So, last question I’ve got for you. Nazi Punks: Should they still fuck off?

*laughs* Yes! They should still fuck off.

 

Did they ever fuck off to begin with?

No, they didn’t fuck off for quite a while in the early 90’s which is why American gigs were quite fucking hairy at one point! A lot of bands were already intimidated, and so were we, but we said “No, fuck you. This is not acceptable. You’re fucking bullies.” Don’t get me wrong, my opinion I was like what are you fucking angry and ready to fight? The one thing I will say, whilst I abhor that kind of thing, I also respect that people should have the right to say whatever they want, as offensive as it might be. I do respect their right to say it. It’s just when you’ve lived in Europe with the history of the 1930’s and the great proliferation of right wing groups in Europe right now it’s pretty scary right now. You get very fucking nervous when those people start to organize. If it goes too far, there’ll be a fucking civil war like there was in Spain in the 30’s with people going to fight fascism from all over the world, descending on Spain and fighting General Franco and Hitler.

 

Here I don’t necessarily know if there’s a whole lot of that happening anymore, but especially back home, is that something that comes up very often?

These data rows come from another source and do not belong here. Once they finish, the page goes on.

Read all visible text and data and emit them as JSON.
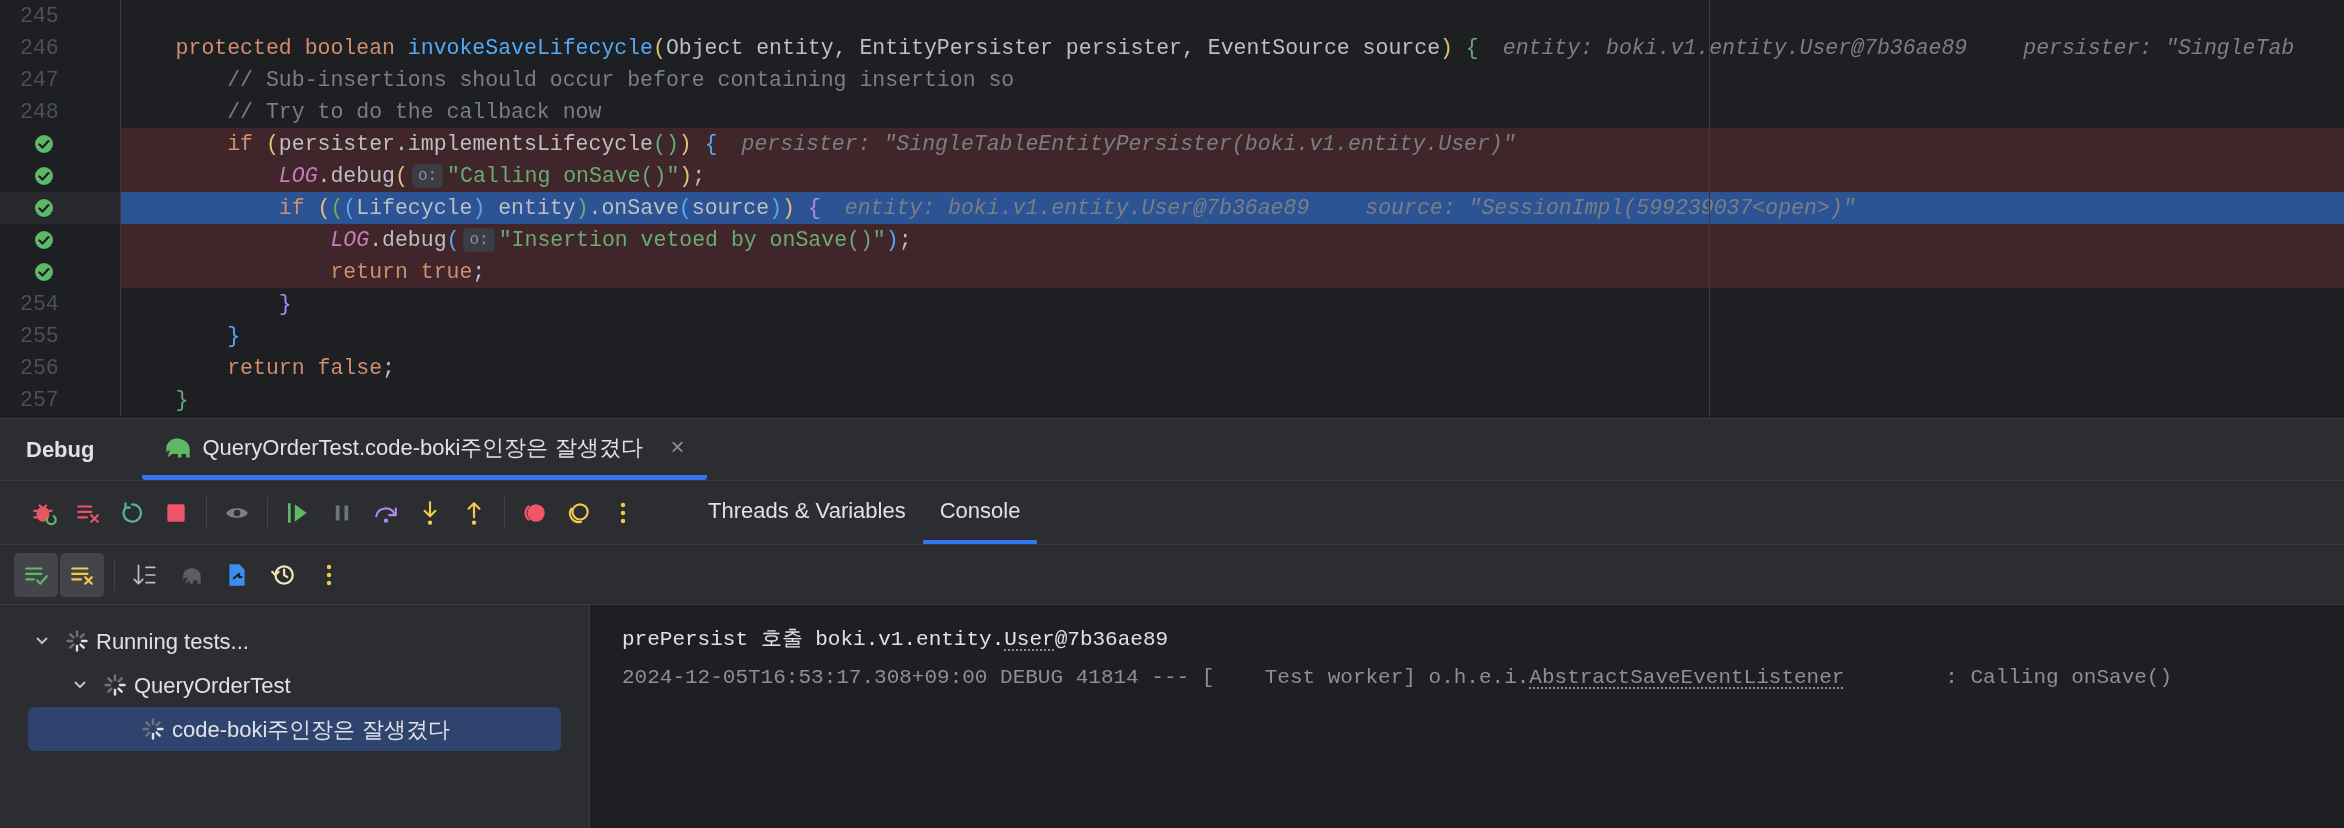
{
  "editor": {
    "lines": [
      {
        "number": "245",
        "breakpoint": false,
        "kind": "plain"
      },
      {
        "number": "246",
        "breakpoint": false,
        "kind": "plain",
        "tokens": [
          {
            "text": "    protected boolean ",
            "kind": "kw"
          },
          {
            "text": "invokeSaveLifecycle",
            "kind": "fn"
          },
          {
            "text": "(",
            "kind": "y"
          },
          {
            "text": "Object entity, EntityPersister persister, EventSource source",
            "kind": "tx"
          },
          {
            "text": ")",
            "kind": "y"
          },
          {
            "text": " {",
            "kind": "g"
          },
          {
            "text": "entity: boki.v1.entity.User@7b36ae89",
            "kind": "hint"
          },
          {
            "text": "persister: \"SingleTab",
            "kind": "hint"
          }
        ]
      },
      {
        "number": "247",
        "breakpoint": false,
        "kind": "plain",
        "tokens": [
          {
            "text": "        // Sub-insertions should occur before containing insertion so",
            "kind": "cm"
          }
        ]
      },
      {
        "number": "248",
        "breakpoint": false,
        "kind": "plain",
        "tokens": [
          {
            "text": "        // Try to do the callback now",
            "kind": "cm"
          }
        ]
      },
      {
        "breakpoint": true,
        "kind": "hit",
        "tokens": [
          {
            "text": "        if ",
            "kind": "kw"
          },
          {
            "text": "(",
            "kind": "y"
          },
          {
            "text": "persister.implementsLifecycle",
            "kind": "tx"
          },
          {
            "text": "()",
            "kind": "g"
          },
          {
            "text": ")",
            "kind": "y"
          },
          {
            "text": " {",
            "kind": "b"
          },
          {
            "text": "persister: \"SingleTableEntityPersister(boki.v1.entity.User)\"",
            "kind": "hint"
          }
        ]
      },
      {
        "breakpoint": true,
        "kind": "hit",
        "tokens": [
          {
            "text": "            LOG",
            "kind": "sf"
          },
          {
            "text": ".debug",
            "kind": "tx"
          },
          {
            "text": "(",
            "kind": "y"
          },
          {
            "text": "o:",
            "kind": "inlay"
          },
          {
            "text": "\"Calling onSave()\"",
            "kind": "st"
          },
          {
            "text": ")",
            "kind": "y"
          },
          {
            "text": ";",
            "kind": "tx"
          }
        ]
      },
      {
        "breakpoint": true,
        "kind": "current",
        "tokens": [
          {
            "text": "            if ",
            "kind": "kw"
          },
          {
            "text": "(",
            "kind": "y"
          },
          {
            "text": "(",
            "kind": "g"
          },
          {
            "text": "(",
            "kind": "b"
          },
          {
            "text": "Lifecycle",
            "kind": "tx"
          },
          {
            "text": ")",
            "kind": "b"
          },
          {
            "text": " entity",
            "kind": "tx"
          },
          {
            "text": ")",
            "kind": "g"
          },
          {
            "text": ".onSave",
            "kind": "tx"
          },
          {
            "text": "(",
            "kind": "b"
          },
          {
            "text": "source",
            "kind": "tx"
          },
          {
            "text": ")",
            "kind": "b"
          },
          {
            "text": ")",
            "kind": "y"
          },
          {
            "text": " {",
            "kind": "p"
          },
          {
            "text": "entity: boki.v1.entity.User@7b36ae89",
            "kind": "hint"
          },
          {
            "text": "source: \"SessionImpl(599239037<open>)\"",
            "kind": "hint"
          }
        ]
      },
      {
        "breakpoint": true,
        "kind": "hit",
        "tokens": [
          {
            "text": "                LOG",
            "kind": "sf"
          },
          {
            "text": ".debug",
            "kind": "tx"
          },
          {
            "text": "(",
            "kind": "b"
          },
          {
            "text": "o:",
            "kind": "inlay"
          },
          {
            "text": "\"Insertion vetoed by onSave()\"",
            "kind": "st"
          },
          {
            "text": ")",
            "kind": "b"
          },
          {
            "text": ";",
            "kind": "tx"
          }
        ]
      },
      {
        "breakpoint": true,
        "kind": "hit",
        "tokens": [
          {
            "text": "                return true",
            "kind": "kw"
          },
          {
            "text": ";",
            "kind": "tx"
          }
        ]
      },
      {
        "number": "254",
        "breakpoint": false,
        "kind": "plain",
        "tokens": [
          {
            "text": "            }",
            "kind": "p"
          }
        ]
      },
      {
        "number": "255",
        "breakpoint": false,
        "kind": "plain",
        "tokens": [
          {
            "text": "        }",
            "kind": "b"
          }
        ]
      },
      {
        "number": "256",
        "breakpoint": false,
        "kind": "plain",
        "tokens": [
          {
            "text": "        return false",
            "kind": "kw"
          },
          {
            "text": ";",
            "kind": "tx"
          }
        ]
      },
      {
        "number": "257",
        "breakpoint": false,
        "kind": "plain",
        "tokens": [
          {
            "text": "    }",
            "kind": "g"
          }
        ]
      }
    ]
  },
  "debug": {
    "title": "Debug",
    "session_tab": {
      "label": "QueryOrderTest.code-boki주인장은 잘생겼다",
      "close": "×",
      "selected": true
    },
    "toolbar": [
      {
        "kind": "rerun-debug"
      },
      {
        "kind": "clear"
      },
      {
        "kind": "rerun"
      },
      {
        "kind": "stop"
      },
      {
        "kind": "divider"
      },
      {
        "kind": "eye"
      },
      {
        "kind": "divider"
      },
      {
        "kind": "resume"
      },
      {
        "kind": "pause"
      },
      {
        "kind": "step-over"
      },
      {
        "kind": "step-into"
      },
      {
        "kind": "step-out"
      },
      {
        "kind": "divider"
      },
      {
        "kind": "mute"
      },
      {
        "kind": "circles"
      },
      {
        "kind": "more"
      }
    ],
    "view_tabs": [
      {
        "label": "Threads & Variables",
        "selected": false
      },
      {
        "label": "Console",
        "selected": true
      }
    ],
    "test_toolbar": [
      {
        "kind": "passed",
        "selected": true
      },
      {
        "kind": "ignored",
        "selected": true
      },
      {
        "kind": "divider"
      },
      {
        "kind": "sort",
        "selected": false
      },
      {
        "kind": "elephant",
        "selected": false
      },
      {
        "kind": "file",
        "selected": false
      },
      {
        "kind": "history",
        "selected": false
      },
      {
        "kind": "more",
        "selected": false
      }
    ],
    "tree": [
      {
        "label": "Running tests...",
        "expanded": true,
        "selected": false,
        "children": [
          {
            "label": "QueryOrderTest",
            "expanded": true,
            "selected": false,
            "children": [
              {
                "label": "code-boki주인장은 잘생겼다",
                "selected": true
              }
            ]
          }
        ]
      }
    ],
    "console": [
      {
        "kind": "output",
        "parts": [
          {
            "text": "prePersist 호출 boki.v1.entity.",
            "link": false
          },
          {
            "text": "User",
            "link": true
          },
          {
            "text": "@7b36ae89",
            "link": false
          }
        ]
      },
      {
        "kind": "log",
        "parts": [
          {
            "text": "2024-12-05T16:53:17.308+09:00 DEBUG 41814 --- [    Test worker] o.h.e.i.",
            "link": false
          },
          {
            "text": "AbstractSaveEventListener",
            "link": true
          },
          {
            "text": "        : Calling onSave()",
            "link": false
          }
        ]
      }
    ]
  }
}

Well you know it’s a possibility especially down towards Southern-Eastern Europe; there are certain places that have a really nasty undercurrent of very right-wing ultra-nationalistic colonies. It’s almost become acceptable now where it wasn’t for many years. So with that bubbling under, there’s the possibility.

 

So it’s as true and as relevant as ever.

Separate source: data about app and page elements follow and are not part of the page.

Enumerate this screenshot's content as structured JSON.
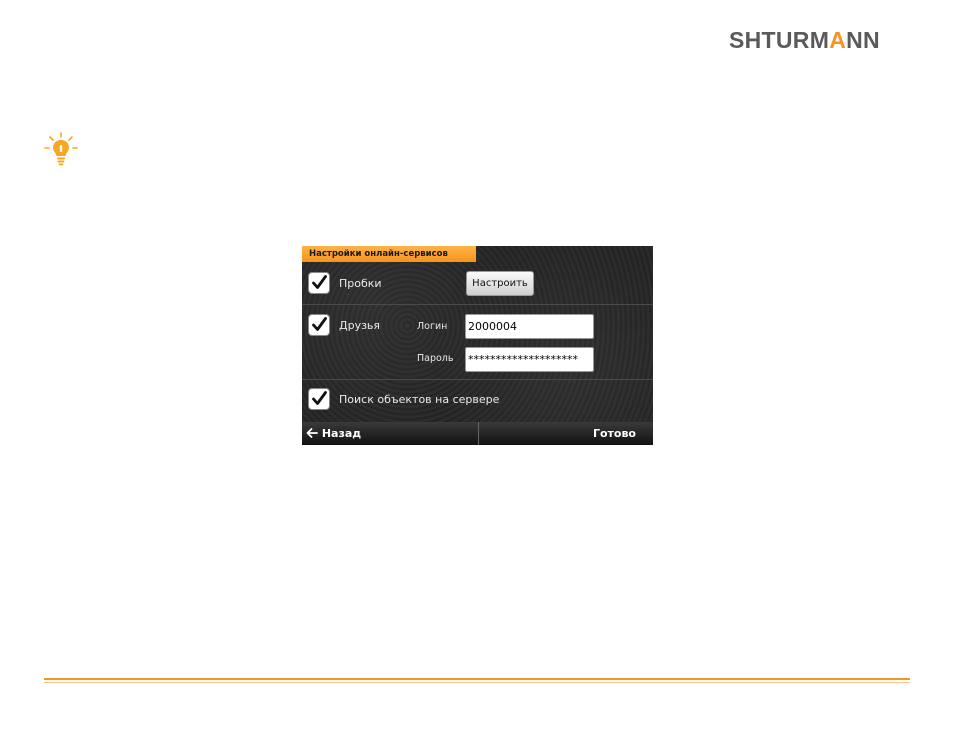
{
  "brand": {
    "logo_prefix": "SHTURM",
    "logo_accent": "A",
    "logo_suffix": "NN",
    "accent_color": "#f7931e",
    "text_color": "#5a5a5a"
  },
  "tip_icon": "lightbulb-icon",
  "dialog": {
    "title": "Настройки онлайн-сервисов",
    "traffic": {
      "checked": true,
      "label": "Пробки",
      "setup_button": "Настроить"
    },
    "friends": {
      "checked": true,
      "label": "Друзья",
      "login_label": "Логин",
      "login_value": "2000004",
      "password_label": "Пароль",
      "password_value": "********************"
    },
    "server_search": {
      "checked": true,
      "label": "Поиск объектов на сервере"
    },
    "back_button": "Назад",
    "back_icon": "arrow-left-icon",
    "done_button": "Готово"
  }
}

Of course, those things never change. I can say my views have refined a little bit. I think that everybody has the right to whatever opinions they want. No matter how ignorant it might be. I think that once that becomes hazardous or oppression, or when it’s allowed to manifest itself in physical form, into intimidation, like murder in some cases, then that’s a different story. I consider myself to be a pacifist. I wouldn’t fight anymore, I’m done with it. We were talking about the cycle of violence, and I’ve got to live by my own example and not commit violent acts. I try to live by that book. I would be sorely tested if we had that situation in Europe again, because I couldn’t accept living in a fascist state.

 

Was it that prevalent at every show? Or a majority anyway?

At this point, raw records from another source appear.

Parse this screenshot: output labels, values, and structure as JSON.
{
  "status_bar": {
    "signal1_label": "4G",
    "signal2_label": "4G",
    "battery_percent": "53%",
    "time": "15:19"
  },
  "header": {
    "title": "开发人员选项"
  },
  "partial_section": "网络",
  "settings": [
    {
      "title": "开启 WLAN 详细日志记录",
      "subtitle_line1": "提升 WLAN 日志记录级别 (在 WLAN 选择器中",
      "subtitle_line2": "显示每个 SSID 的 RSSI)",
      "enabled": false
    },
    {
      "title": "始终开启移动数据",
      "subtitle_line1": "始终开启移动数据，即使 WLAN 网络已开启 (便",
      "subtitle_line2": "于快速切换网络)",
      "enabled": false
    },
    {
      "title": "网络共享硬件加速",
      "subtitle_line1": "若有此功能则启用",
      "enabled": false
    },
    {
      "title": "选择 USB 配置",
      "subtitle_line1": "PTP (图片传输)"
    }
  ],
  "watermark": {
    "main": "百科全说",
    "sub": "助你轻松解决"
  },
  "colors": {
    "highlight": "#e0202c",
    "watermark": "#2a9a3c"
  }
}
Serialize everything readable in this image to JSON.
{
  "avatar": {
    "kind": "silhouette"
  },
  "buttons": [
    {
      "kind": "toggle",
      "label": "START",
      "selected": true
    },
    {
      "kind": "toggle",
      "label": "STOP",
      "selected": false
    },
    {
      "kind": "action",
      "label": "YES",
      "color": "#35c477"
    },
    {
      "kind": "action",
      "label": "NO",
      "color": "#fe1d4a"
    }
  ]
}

In America it was. We would be tearing up the venues, looking for the escape routes, what we would do if, or if we couldn’t escape how to fight our way out of a situation. It fucking rough you know you had all those bands, to be honest, they didn’t even know why they were doing it or what they were singing about. It just became a bit of a youth movement. There was also some connection with the straight-endge Movement as well. There was a lot of really right-wing straight-edge kids. The two kind of molded into each other. So you had either this ultra-right-winged side, a sea, within the sea. Then you also had a lot of idiotic, jock behavior, like kids bringing pool balls in socks into venues and going into the pit and fucking smashing people. It’s fucking stupid stuff. It was not fun at points.

 

You’ll still see that, to an extent, at present-day hardcore pits, where kids are just throwing punches and kicks to hurt each other.

And what’s the point? Dance hard and people get hurt, we all accept that. It comes with the territory.

 

But there’s a point where it just turns into a bar fight.

But don’t go in to literally traumatize folks. I mean come on, really?

 

So you heard it here first, 2015, Nazi Punks, still fuck off. Thanks so much, Barney.

Tags: , ,

Categorised in: Interviews, News